Most of Steamboat's teaching positions are filled

While school is out, Steamboat Springs School District officials have been working to fill most of their open teaching and staff positions.

Steamboat Springs High School had more openings than any other district school. Principal Mike Knezevich said he’s spent weekdays, some weekends and even Saturday nights since school let out finding and hiring qualified candidates.

In most cases, finding the right people has not been too tough.

“I’ve been very impressed with the candidate pool,” Knezevich said.

In the past, there typically have been one or two qualified candidates for a position, he said. But this year, there have been as many as five for some positions.

The school district is attractive to candidates for various reasons, he said, including that it is a high-achieving district that receives lots of community support.

There are only a few key positions that remain to be filled, Knezevich said. Those include an English as a Second Language aide and a sports injuries/trainer position, as well as one art position, which was offered to a candidate who declined it.

Other than those positions, the high school is close to having the staff it needs for next year, Knezevich said.

This year, the school district is using a different hiring process, in which candidates at each school are hired by the school’s principal, Superintendent Donna Howell said. Last year, an interview committee ranked the candidates and had to come to a consensus on which candidate to hire.

It makes sense for administrators to have responsibility and accountability for their hires, Howell said. And principals are better able to incorporate information in addition to what is attained through candidate interviews and resumes.

Those interview committees still play a key role in the hiring process by giving input to each principal, Howell said. Principals consider that input, along with conversations with candidate references and other information before making a final decision.

Knezevich also emphasized the importance of the interview committees, which include students, parents, teachers, staff and community members.

“I have to have all of those different viewpoints,” he said.

Also, to better evaluate candidates, the school district has added an assessment called The Gallup Organization’s TeacherInsight. The review assesses whether candidates possess the qualities of effective teachers, Howell said.

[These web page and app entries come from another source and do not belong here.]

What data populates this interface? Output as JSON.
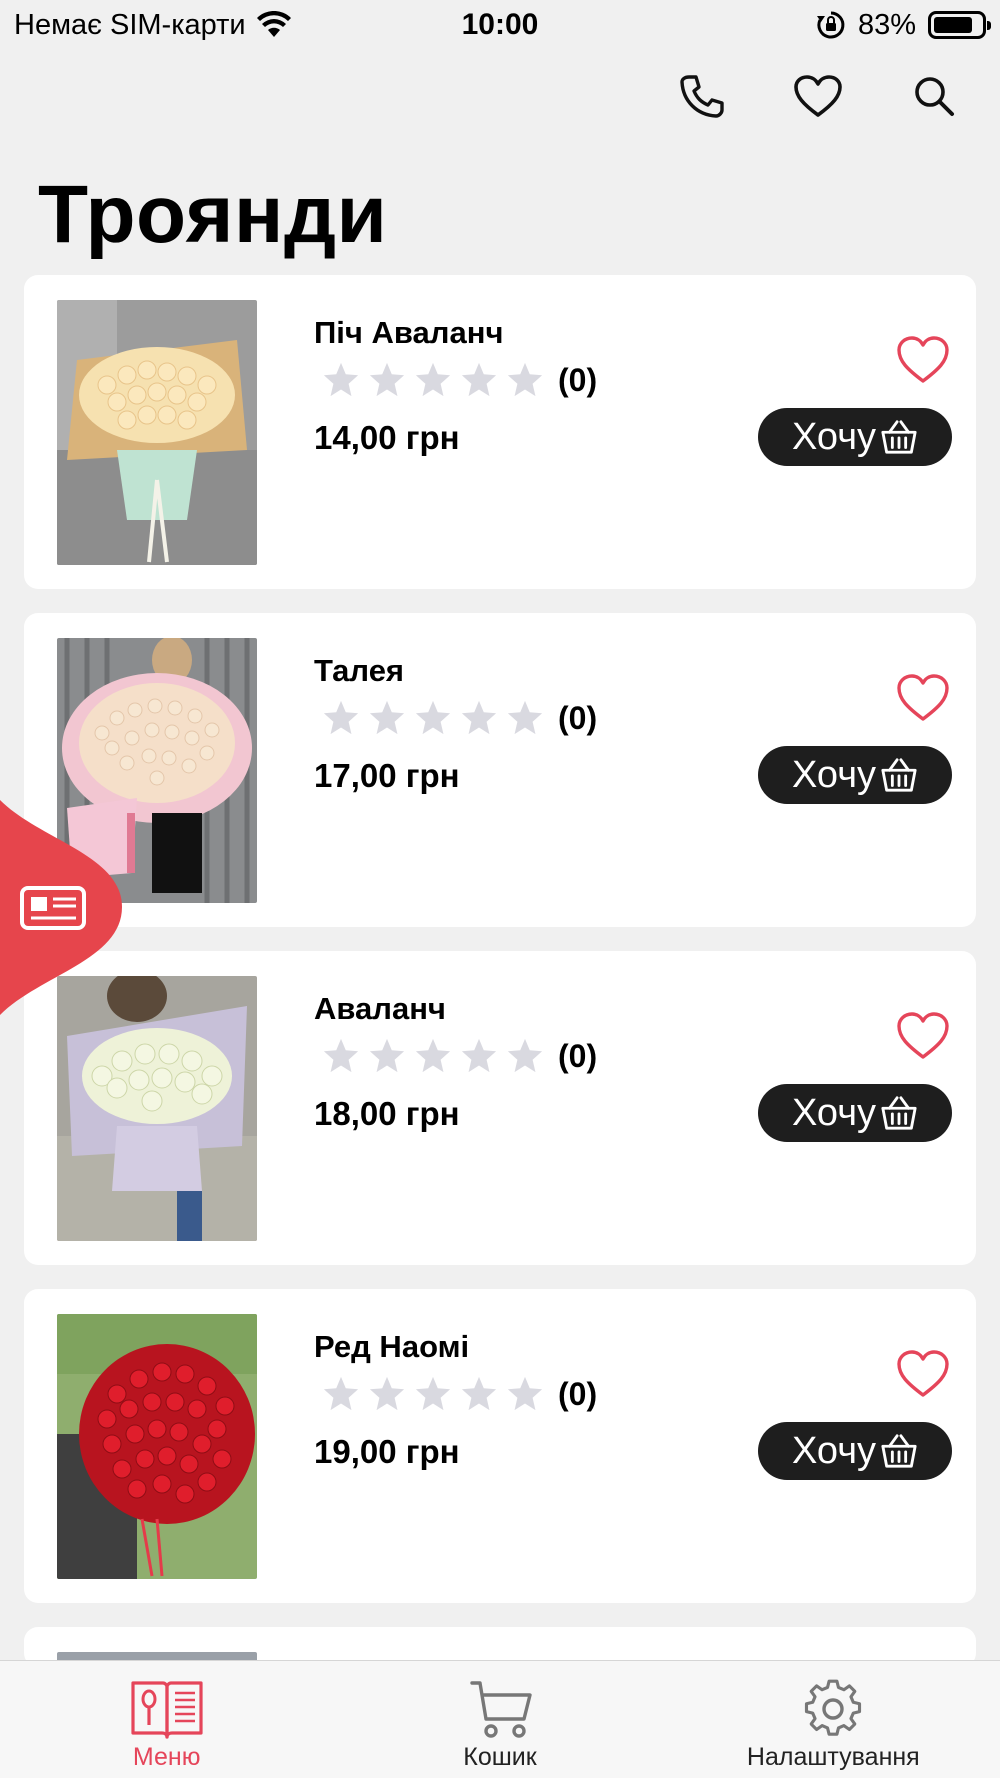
{
  "status_bar": {
    "carrier": "Немає SIM-карти",
    "time": "10:00",
    "battery": "83%"
  },
  "page": {
    "title": "Троянди"
  },
  "colors": {
    "accent": "#e5455a",
    "button_bg": "#1e1e1e",
    "star_empty": "#d9d9e0",
    "background": "#f0f0f0"
  },
  "products": [
    {
      "name": "Піч Аваланч",
      "rating_count": "(0)",
      "price": "14,00 грн",
      "button_label": "Хочу"
    },
    {
      "name": "Талея",
      "rating_count": "(0)",
      "price": "17,00 грн",
      "button_label": "Хочу"
    },
    {
      "name": "Аваланч",
      "rating_count": "(0)",
      "price": "18,00 грн",
      "button_label": "Хочу"
    },
    {
      "name": "Ред Наомі",
      "rating_count": "(0)",
      "price": "19,00 грн",
      "button_label": "Хочу"
    }
  ],
  "tab_bar": {
    "tabs": [
      {
        "label": "Меню",
        "icon": "menu-book-icon",
        "active": true
      },
      {
        "label": "Кошик",
        "icon": "cart-icon",
        "active": false
      },
      {
        "label": "Налаштування",
        "icon": "gear-icon",
        "active": false
      }
    ]
  }
}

“It’s those intangible, innate characteristics that people bring to the job that you don’t often pick up in a typical interview,” Howell said. “It gives us that one extra piece of information to make sure we get the best teacher in every classroom.”